An Analysis of the Failure to Enforce Clean Water Laws in Three States
Pollution Pays: The Loophole
Industrial facilities discharging wastewater to public sewage treatment plants -- instead of directly into rivers or streams -- are classified as "minor" under the Clean Water Act, regardless of the volume or toxicity of the pollution that they, quite literally, dump down the drain. This reporting loophole virtually ensures weak enforcement of clean water laws against some major industrial polluters.

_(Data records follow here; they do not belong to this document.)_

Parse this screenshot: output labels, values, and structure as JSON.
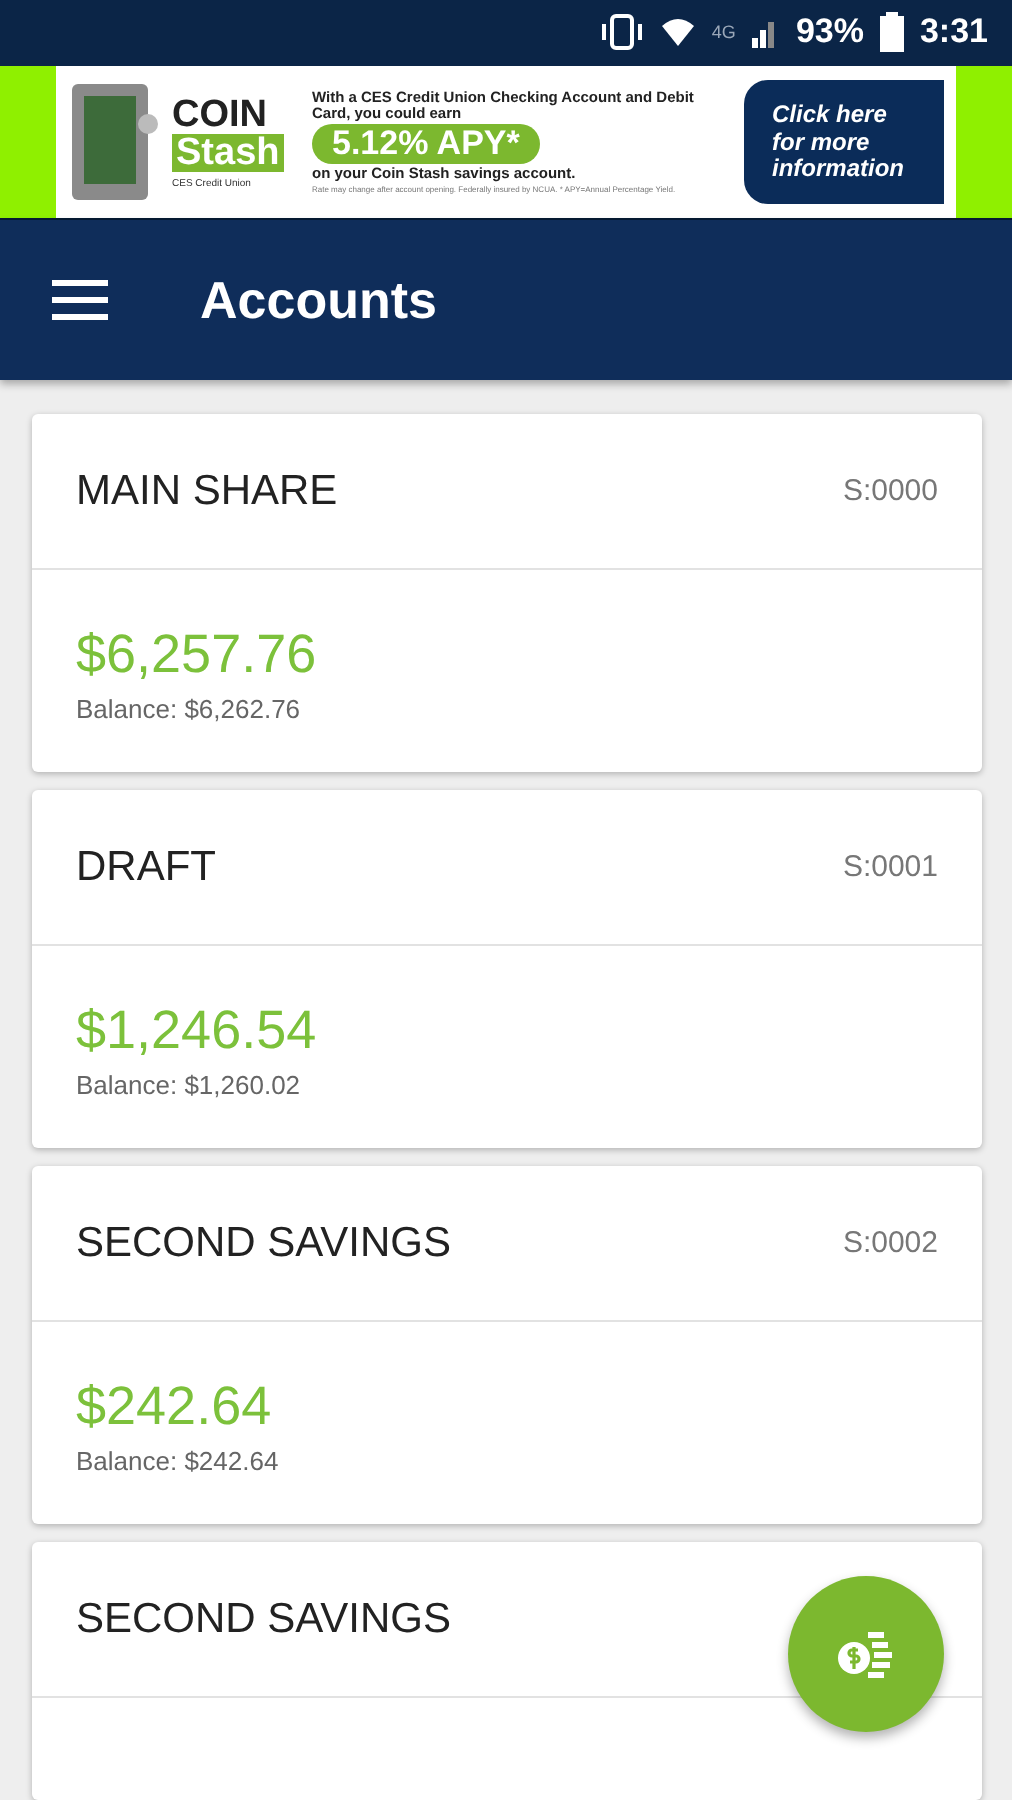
{
  "status_bar": {
    "battery": "93%",
    "time": "3:31",
    "network": "4G"
  },
  "ad": {
    "brand_top": "COIN",
    "brand_bottom": "Stash",
    "brand_org": "CES Credit Union",
    "line_1": "With a CES Credit Union Checking Account and Debit Card, you could earn",
    "rate": "5.12% APY*",
    "line_2": "on your Coin Stash savings account.",
    "fine_print": "Rate may change after account opening. Federally insured by NCUA. * APY=Annual Percentage Yield.",
    "cta": "Click here for more information"
  },
  "app_bar": {
    "title": "Accounts"
  },
  "accounts": [
    {
      "name": "MAIN SHARE",
      "id": "S:0000",
      "available": "$6,257.76",
      "balance": "Balance: $6,262.76"
    },
    {
      "name": "DRAFT",
      "id": "S:0001",
      "available": "$1,246.54",
      "balance": "Balance: $1,260.02"
    },
    {
      "name": "SECOND SAVINGS",
      "id": "S:0002",
      "available": "$242.64",
      "balance": "Balance: $242.64"
    },
    {
      "name": "SECOND SAVINGS"
    }
  ]
}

States are not required to report the violations or compliance status of "minor" facilities to U.S. EPA. This means, for example, that large auto assembly plants dumping their wastewater down the public sewer are considered minor polluters and their compliance with the CWA is not required to be tracked by the EPA. Instead, the publicly financed sewage treatment facilities that receive this pollution are categorized as "major" polluters if they serve a population of 10,000 or more, discharge one million gallons or more of wastewater daily, or have a significant impact on water quality. Further, public water treatment facilities, as opposed to state enforcement authorities, are required to adopt mechanisms to enforce pretreatment standards against industrial discharges.